I am fond of bicycles
There is great peace
In the shape of a wheel.....//
And yet there are days
I drink for Ireland. (p. 29)

This, and other poems reveal a frequent sense of self mockery and humour. The wonderfully satirical ‘The Olympians’ recalls something between Adrian Mitchell's mock epics and a Monthy Python sketch. All the poets of history (or most of them), are lined up ‘like something out of Brueghl’ for poetry’s last marathon:Shelley/.....Wordsworth/.....Coleridge/ and.....Byron / all testing positive for opiates. (p. 85)

This poem moves easily through the logic of its own conventions, presenting a series of succinct metaphors for the frustrations and joys of the creative process. There is a deceptive simplicity in his imagery which gives the reader a rewarding sense of recognition and discovery.

The range of Curtis’s interests is reflected in the accomplished variety of formal structures that allow language both the freedom and precision to move within the confines of their form. One of the most ambitious poems ‘Small Interior’, is a series of ten prose poems in the form of postcards that cover most of the predominant themes. There is deference to other poets and artists, as well as a spiritual awareness grounded in the corporeal.
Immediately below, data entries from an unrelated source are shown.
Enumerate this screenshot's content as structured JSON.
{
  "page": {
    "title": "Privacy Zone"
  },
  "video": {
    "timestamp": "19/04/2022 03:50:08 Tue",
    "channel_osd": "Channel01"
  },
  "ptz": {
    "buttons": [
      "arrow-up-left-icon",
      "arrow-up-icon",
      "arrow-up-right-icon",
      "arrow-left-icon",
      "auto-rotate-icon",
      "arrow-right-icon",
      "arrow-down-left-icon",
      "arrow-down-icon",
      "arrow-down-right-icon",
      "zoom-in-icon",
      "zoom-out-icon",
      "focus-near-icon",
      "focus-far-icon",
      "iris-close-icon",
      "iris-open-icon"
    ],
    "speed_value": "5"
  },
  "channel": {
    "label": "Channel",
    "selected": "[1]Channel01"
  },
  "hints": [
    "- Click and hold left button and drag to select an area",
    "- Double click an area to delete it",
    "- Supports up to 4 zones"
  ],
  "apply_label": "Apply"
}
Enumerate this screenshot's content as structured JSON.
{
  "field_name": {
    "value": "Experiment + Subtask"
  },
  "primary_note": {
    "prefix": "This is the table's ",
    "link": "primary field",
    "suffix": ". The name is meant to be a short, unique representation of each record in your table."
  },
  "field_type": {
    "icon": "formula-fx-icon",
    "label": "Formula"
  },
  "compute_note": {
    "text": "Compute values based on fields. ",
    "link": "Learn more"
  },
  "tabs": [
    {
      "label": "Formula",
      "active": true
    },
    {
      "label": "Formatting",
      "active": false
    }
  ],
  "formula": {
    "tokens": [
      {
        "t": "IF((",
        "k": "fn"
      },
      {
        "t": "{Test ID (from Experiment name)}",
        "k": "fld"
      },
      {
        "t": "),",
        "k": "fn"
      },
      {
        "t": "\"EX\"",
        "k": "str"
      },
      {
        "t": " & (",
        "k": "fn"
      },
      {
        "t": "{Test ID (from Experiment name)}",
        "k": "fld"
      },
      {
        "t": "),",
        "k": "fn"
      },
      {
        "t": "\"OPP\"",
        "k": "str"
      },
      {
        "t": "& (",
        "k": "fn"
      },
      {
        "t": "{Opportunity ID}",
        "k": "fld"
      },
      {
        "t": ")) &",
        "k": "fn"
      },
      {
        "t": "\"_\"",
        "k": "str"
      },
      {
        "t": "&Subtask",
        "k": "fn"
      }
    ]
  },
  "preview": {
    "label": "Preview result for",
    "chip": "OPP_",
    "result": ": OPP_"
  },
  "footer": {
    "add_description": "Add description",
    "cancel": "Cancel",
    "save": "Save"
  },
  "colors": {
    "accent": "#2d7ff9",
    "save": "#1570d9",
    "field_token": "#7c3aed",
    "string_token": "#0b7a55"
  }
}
Curtis makes his gentle observations with an assurance that the light of art will reveal fresh insights, as with this example of a painter’s model:

I look like a woman//
Taking a bath without water.
A saint burning without flames.
A bird opening its wings. (p. 82)

Tony Curtis has visited Australia before and this selection contains several poems detailing Australian experiences through the eyes of the outsider. They also reveal a familiarity with Australian poetry. His language is gentle and accessible; humorous and always engaging in the way it appeals to the senses and the emotions. Much to be learned from what, given its Australian rarity, could well be a collector’s item. Well worth a look.


About Mark O'Flynn

Mark O'Flynn

Born in Melbourne Mark O’Flynn now lives in the Blue Mountains. After studying at the Victorian College of the Arts, and working for a number of years in the theatre where several plays were produced, Mark turned to fiction and also poetry. A first collection of poems The Too Bright Sun was published in 1996. He has also published a novella Captain Cook (Pascoe, 1987), and the play Paterson’s Curse (Currency Press, 1988). A second book of poems The Good Oil was published in 2000. A second novel Grassdogs was published in 2006 after winning the Harper Collins/Varuna manuscript prize. What Can Be Proven, a third collection of poems was published in 2007. A selection of these poems, Falling Awake, was published by Picaro Press in 2010. Other books are False Start, A Memoir of things Best Forgotten, and The Forgotten World, a historical novel set in the Blue Mountains in the late 1800’s and launched at the Sydney Writers' Festival, 2013.

His short stories, articles, reviews, and poems have appeared in a wide range of journals and magazines both here and overseas including Australian Book Review, The Bulletin, The Good Weekend, Heat, Westerly, Meanjin, Southerly, Island, Overland, New Australian Stories, Picador New Writing, and many others.

Further examples of his work:

Poetry
Waiting for a phone call
On Darling Point

Reviews
Jennifer Harrison's Folly and Grief (Black Pepper, 2006)